Euro Area: Economic sentiment ticks up but remains abysmal in May
Sentiment in the Eurozone recovered some very limited ground in May from April, still weighed down by measures adopted to contain the spread of coronavirus. It ticked up from an all-time low of 64.9 points in April to 67.5 points in May. Consequently, sentiment in the Eurozone remained deeply entrenched below its long-run average of 100 points, and logged the second-lowest reading ever after March 2009.
May’s uptick came on the back of recovering sentiment in industry and among consumers. Moreover, financial services confidence also picked up. On the other hand, confidence in the services sector continued to weaken, as did sentiment in the construction sector, while retail trade confidence remained virtually unchanged. A notable increase in employment expectations was recorded across all surveyed sectors.
Among the largest economies of the Euro Area, sentiment strengthened somewhat in Germany and the Netherlands and, to a lesser extent, in Spain. On the other hand, it dipped in France.

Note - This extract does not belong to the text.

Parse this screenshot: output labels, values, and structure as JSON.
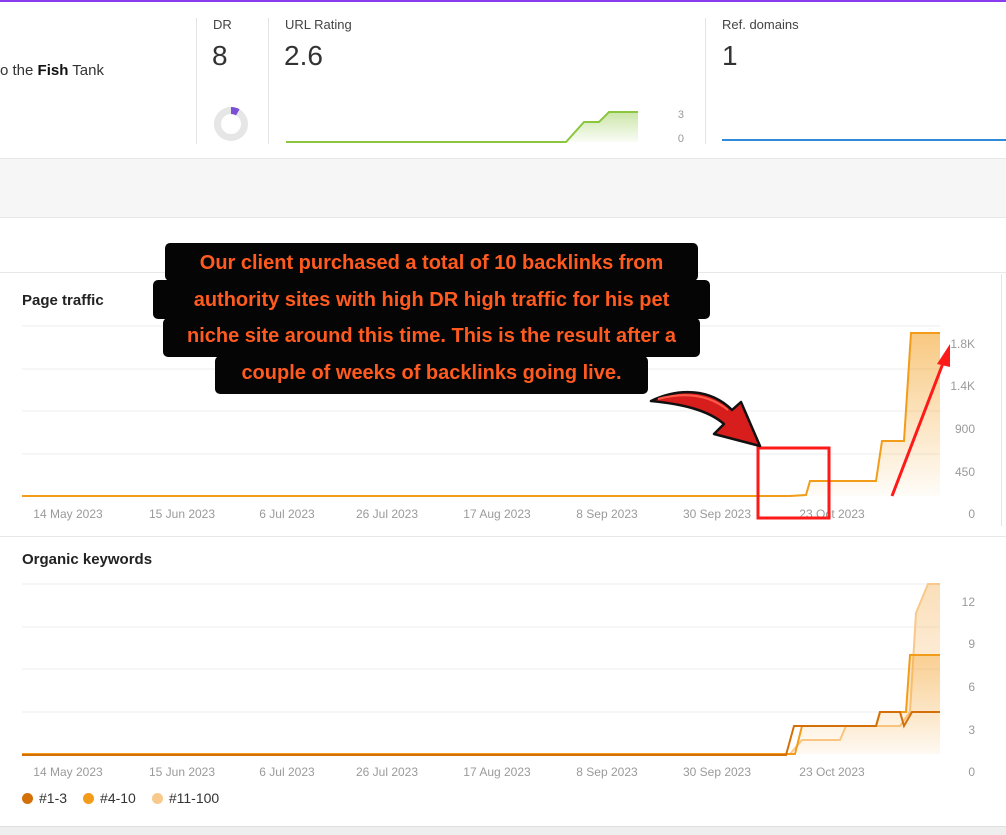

Commenting on the release, Bert Colijn, Eurozone senior economist at ING, stated:
“Just a small tick up in sentiment after the historical drop in April was not what was expected for May. Economies are starting to reopen and most eurozone countries saw the bottom in terms of daily activity at the end of April. With factories also reopening, a larger improvement in sentiment was to be expected. […] A further deterioration in services sentiment despite easing lockdowns buries hopes of a swift recovery.”